WHAT THE TASK REQUIRES →
Every line that holds the word "Certificates" needs to be copied from the data below.

Stored data
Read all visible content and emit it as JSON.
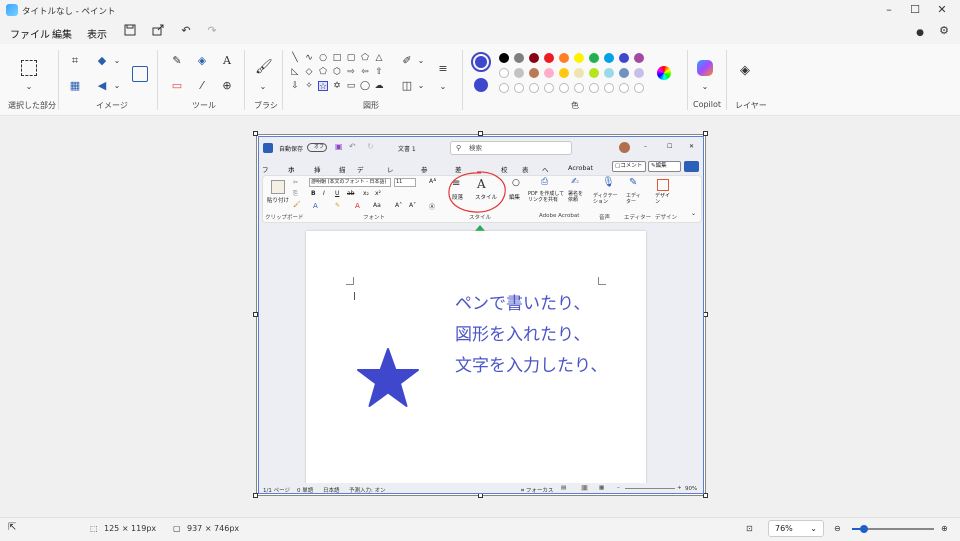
{
  "window": {
    "title": "タイトルなし - ペイント"
  },
  "menu": {
    "file": "ファイル",
    "edit": "編集",
    "view": "表示"
  },
  "groups": {
    "selection": "選択した部分",
    "image": "イメージ",
    "tools": "ツール",
    "brush": "ブラシ",
    "shapes": "図形",
    "colors": "色",
    "copilot": "Copilot",
    "layers": "レイヤー"
  },
  "colors": {
    "primary": "#3f48cc",
    "secondary": "#3f48cc",
    "palette_row1": [
      "#000000",
      "#7f7f7f",
      "#880015",
      "#ed1c24",
      "#ff7f27",
      "#fff200",
      "#22b14c",
      "#00a2e8",
      "#3f48cc",
      "#a349a4"
    ],
    "palette_row2": [
      "#ffffff",
      "#c3c3c3",
      "#b97a57",
      "#ffaec9",
      "#ffc90e",
      "#efe4b0",
      "#b5e61d",
      "#99d9ea",
      "#7092be",
      "#c8bfe7"
    ]
  },
  "word": {
    "autosave": "自動保存",
    "autosave_state": "オフ",
    "doc_title": "文書 1",
    "search_placeholder": "検索",
    "tabs": [
      "ファイル",
      "ホーム",
      "挿入",
      "描画",
      "デザイン",
      "レイアウト",
      "参考資料",
      "差し込み文書",
      "校閲",
      "表示",
      "ヘルプ",
      "Acrobat"
    ],
    "comment_button": "コメント",
    "edit_button": "編集",
    "font_name": "游明朝 (本文のフォント - 日本語)",
    "font_size": "11",
    "paste": "貼り付け",
    "paragraph": "段落",
    "style": "スタイル",
    "editing": "編集",
    "pdf_share": "PDF を作成して\nリンクを共有",
    "sign_request": "署名を依頼",
    "dictation": "ディクテーション",
    "editor": "エディター",
    "designer": "デザイン",
    "grp_clipboard": "クリップボード",
    "grp_font": "フォント",
    "grp_style": "スタイル",
    "grp_acrobat": "Adobe Acrobat",
    "grp_voice": "音声",
    "grp_editor": "エディター",
    "grp_designer": "デザイン",
    "status_page": "1/1 ページ",
    "status_words": "0 単語",
    "status_lang": "日本語",
    "status_ime": "予測入力: オン",
    "status_focus": "フォーカス",
    "status_zoom": "90%",
    "doc_lines": [
      "ペンで書いたり、",
      "図形を入れたり、",
      "文字を入力したり、"
    ]
  },
  "status": {
    "selection_size": "125 × 119px",
    "canvas_size": "937 × 746px",
    "zoom": "76%"
  }
}
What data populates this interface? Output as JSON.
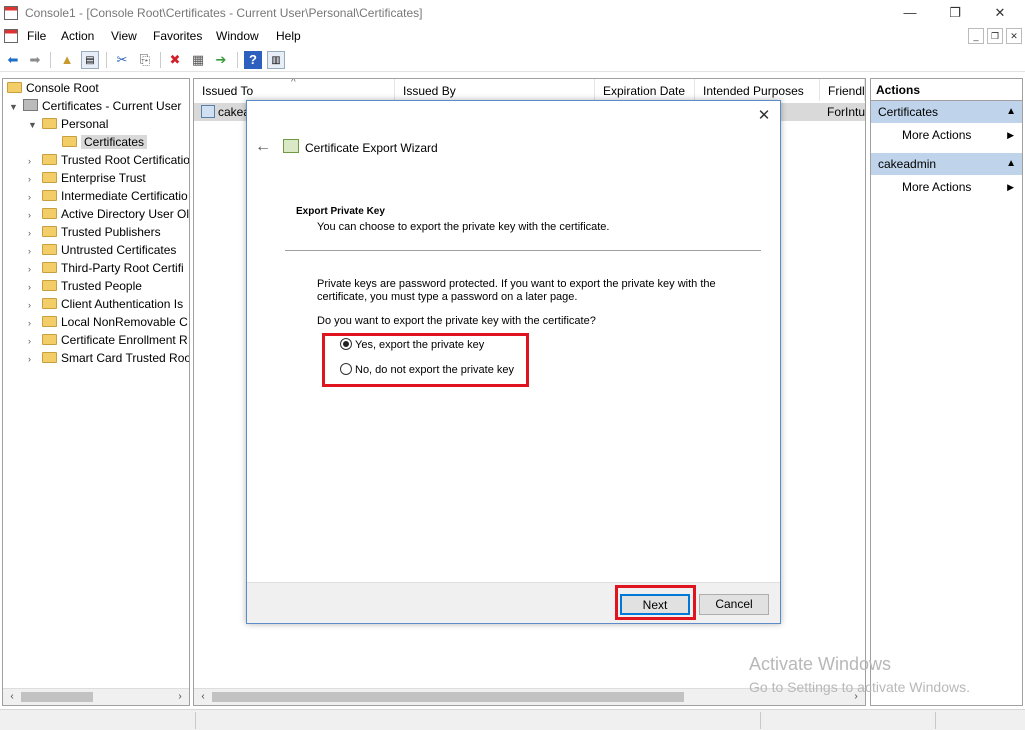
{
  "window": {
    "title": "Console1 - [Console Root\\Certificates - Current User\\Personal\\Certificates]",
    "minimize": "—",
    "restore": "❐",
    "close": "✕"
  },
  "menu": {
    "items": [
      "File",
      "Action",
      "View",
      "Favorites",
      "Window",
      "Help"
    ],
    "mdi_min": "_",
    "mdi_restore": "❐",
    "mdi_close": "✕"
  },
  "toolbar": {
    "icons": [
      "back-arrow-icon",
      "forward-arrow-icon",
      "up-folder-icon",
      "show-hide-tree-icon",
      "cut-icon",
      "copy-icon",
      "delete-icon",
      "properties-icon",
      "export-list-icon",
      "help-icon",
      "show-hide-action-pane-icon"
    ]
  },
  "tree": {
    "root": "Console Root",
    "certs_root": "Certificates - Current User",
    "personal": "Personal",
    "certificates": "Certificates",
    "stores": [
      "Trusted Root Certificatio",
      "Enterprise Trust",
      "Intermediate Certificatio",
      "Active Directory User Ol",
      "Trusted Publishers",
      "Untrusted Certificates",
      "Third-Party Root Certifi",
      "Trusted People",
      "Client Authentication Is",
      "Local NonRemovable C",
      "Certificate Enrollment R",
      "Smart Card Trusted Roo"
    ]
  },
  "list": {
    "columns": [
      "Issued To",
      "Issued By",
      "Expiration Date",
      "Intended Purposes",
      "Friendl"
    ],
    "row": {
      "issued_to": "cakea",
      "friendly": "ForIntu"
    }
  },
  "actions": {
    "header": "Actions",
    "sections": [
      {
        "title": "Certificates",
        "item": "More Actions"
      },
      {
        "title": "cakeadmin",
        "item": "More Actions"
      }
    ]
  },
  "wizard": {
    "title": "Certificate Export Wizard",
    "close": "✕",
    "back": "←",
    "section_heading": "Export Private Key",
    "section_desc": "You can choose to export the private key with the certificate.",
    "para1": "Private keys are password protected. If you want to export the private key with the certificate, you must type a password on a later page.",
    "question": "Do you want to export the private key with the certificate?",
    "option_yes": "Yes, export the private key",
    "option_no": "No, do not export the private key",
    "selected_option": "yes",
    "next_label": "Next",
    "cancel_label": "Cancel"
  },
  "watermark": {
    "line1": "Activate Windows",
    "line2": "Go to Settings to activate Windows."
  },
  "colors": {
    "highlight_border": "#e0141e",
    "action_section_bg": "#bfd4ea",
    "dialog_border": "#5b8bc9"
  }
}
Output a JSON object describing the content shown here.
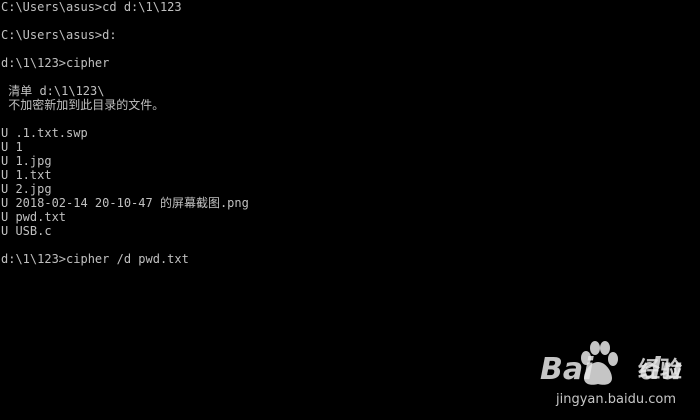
{
  "terminal": {
    "lines": [
      "C:\\Users\\asus>cd d:\\1\\123",
      "",
      "C:\\Users\\asus>d:",
      "",
      "d:\\1\\123>cipher",
      "",
      " 清单 d:\\1\\123\\",
      " 不加密新加到此目录的文件。",
      "",
      "U .1.txt.swp",
      "U 1",
      "U 1.jpg",
      "U 1.txt",
      "U 2.jpg",
      "U 2018-02-14 20-10-47 的屏幕截图.png",
      "U pwd.txt",
      "U USB.c",
      "",
      "d:\\1\\123>cipher /d pwd.txt"
    ],
    "text_color": "#c0c0c0",
    "background_color": "#000000"
  },
  "watermark": {
    "brand": "Bai",
    "brand_suffix": "du",
    "jingyan": "经验",
    "url": "jingyan.baidu.com",
    "icon": "baidu-paw-icon"
  }
}
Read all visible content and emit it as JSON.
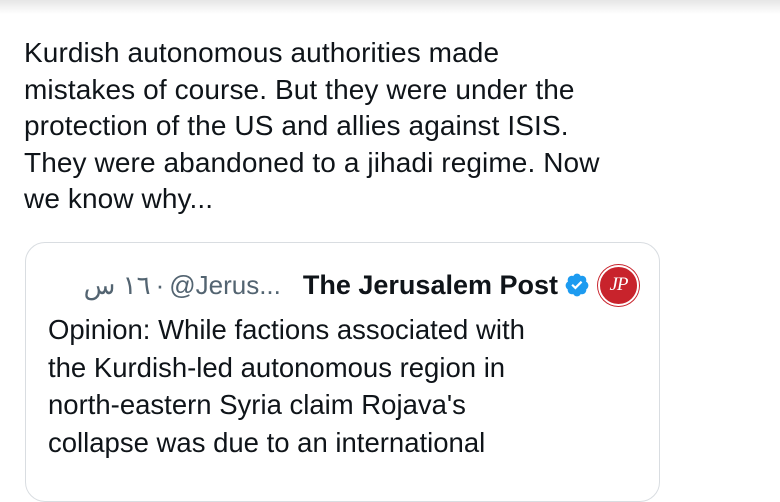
{
  "tweet": {
    "text": "Kurdish autonomous authorities made\nmistakes of course. But they were under the\nprotection of the US and allies against ISIS.\nThey were abandoned to a jihadi regime. Now\nwe know why..."
  },
  "quoted_tweet": {
    "display_name": "The Jerusalem Post",
    "handle": "@Jerus...",
    "separator": "·",
    "timestamp": "١٦ س",
    "verified_icon": "verified-badge-icon",
    "avatar_text": "JP",
    "avatar_color": "#c8232c",
    "text": "Opinion: While factions associated with\nthe Kurdish-led autonomous region in\nnorth-eastern Syria claim Rojava's\ncollapse was due to an international"
  },
  "colors": {
    "text": "#0f1419",
    "secondary_text": "#536471",
    "verified_blue": "#1d9bf0",
    "card_border": "#d9dde1"
  }
}
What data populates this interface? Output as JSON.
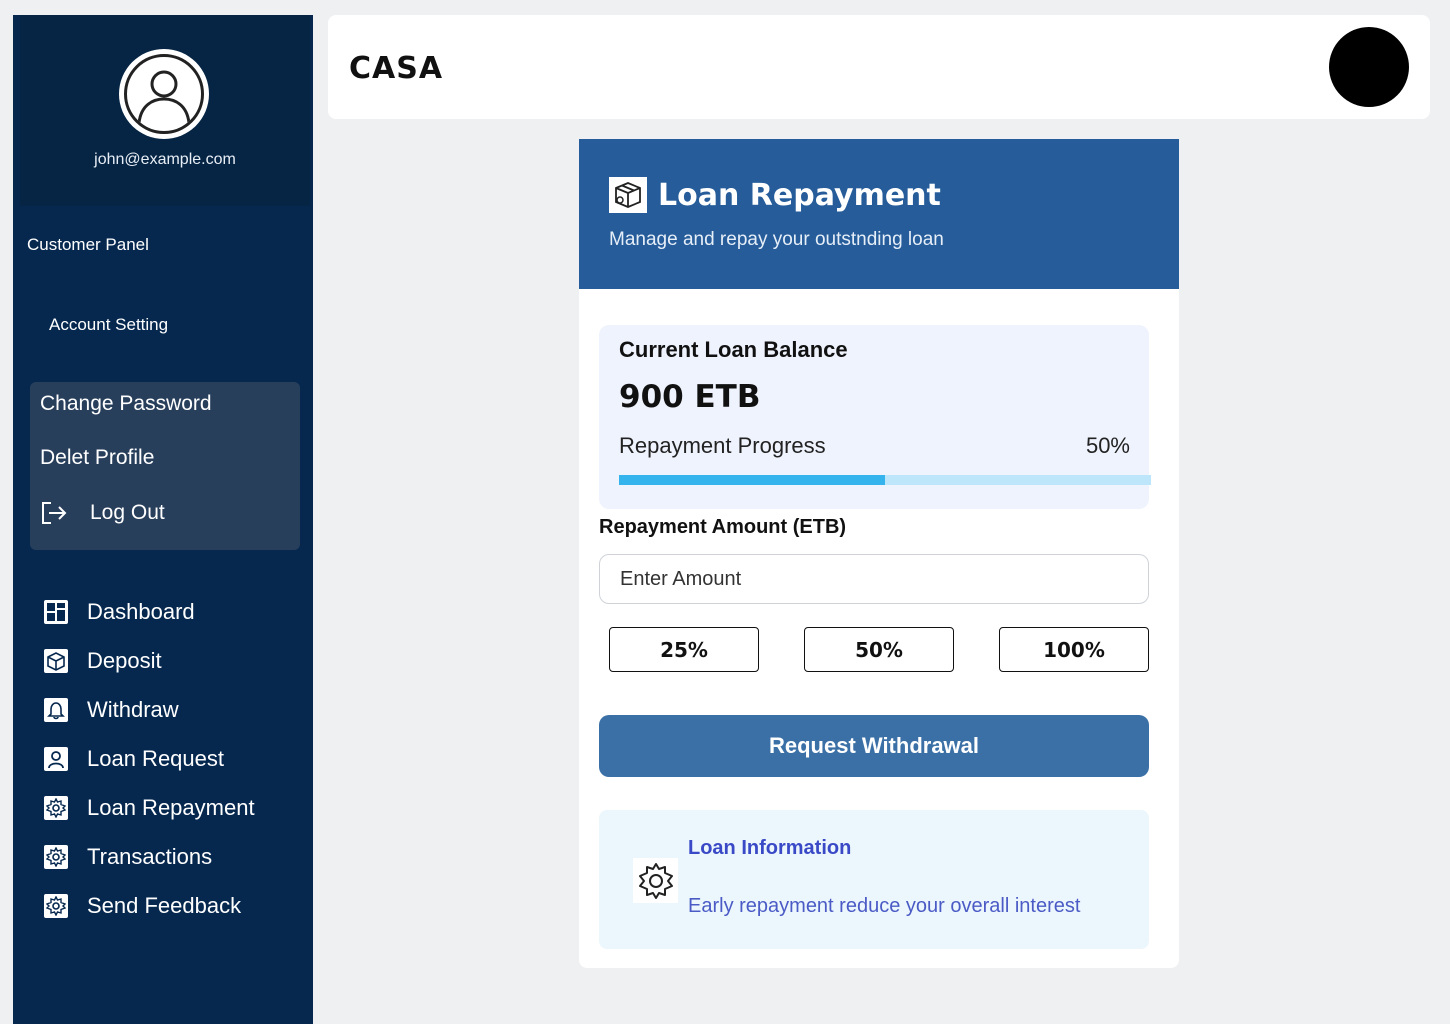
{
  "sidebar": {
    "email": "john@example.com",
    "panel_title": "Customer Panel",
    "account_setting": "Account Setting",
    "submenu": {
      "change_password": "Change Password",
      "delete_profile": "Delet Profile",
      "log_out": "Log Out"
    },
    "nav": [
      {
        "label": "Dashboard",
        "icon": "dashboard-icon"
      },
      {
        "label": "Deposit",
        "icon": "deposit-icon"
      },
      {
        "label": "Withdraw",
        "icon": "bell-icon"
      },
      {
        "label": "Loan Request",
        "icon": "user-icon"
      },
      {
        "label": "Loan Repayment",
        "icon": "gear-icon"
      },
      {
        "label": "Transactions",
        "icon": "gear-icon"
      },
      {
        "label": "Send Feedback",
        "icon": "gear-icon"
      }
    ]
  },
  "header": {
    "brand": "CASA"
  },
  "card": {
    "title": "Loan Repayment",
    "subtitle": "Manage and repay your outstnding loan",
    "balance": {
      "label": "Current Loan Balance",
      "value": "900 ETB",
      "progress_label": "Repayment Progress",
      "progress_pct_text": "50%",
      "progress_fraction": 0.5
    },
    "amount": {
      "label": "Repayment Amount (ETB)",
      "placeholder": "Enter Amount"
    },
    "quick_buttons": [
      "25%",
      "50%",
      "100%"
    ],
    "submit_label": "Request Withdrawal",
    "info": {
      "title": "Loan Information",
      "text": "Early repayment reduce your overall interest"
    }
  },
  "colors": {
    "sidebar_bg": "#06284f",
    "header_bar": "#255c99",
    "primary_button": "#3b70a7",
    "progress_fill": "#34b3ec",
    "progress_track": "#bde6fb",
    "info_accent": "#3a4ac7"
  }
}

TASK RESPONSE →
    "title": "Console1 - [Console Root\\Certificates - Current User\\Personal\\Certificates]",
    "certs_root": "Certificates - Current User",
    "certificates": "Certificates",
      "Untrusted Certificates",
        "title": "Certificates",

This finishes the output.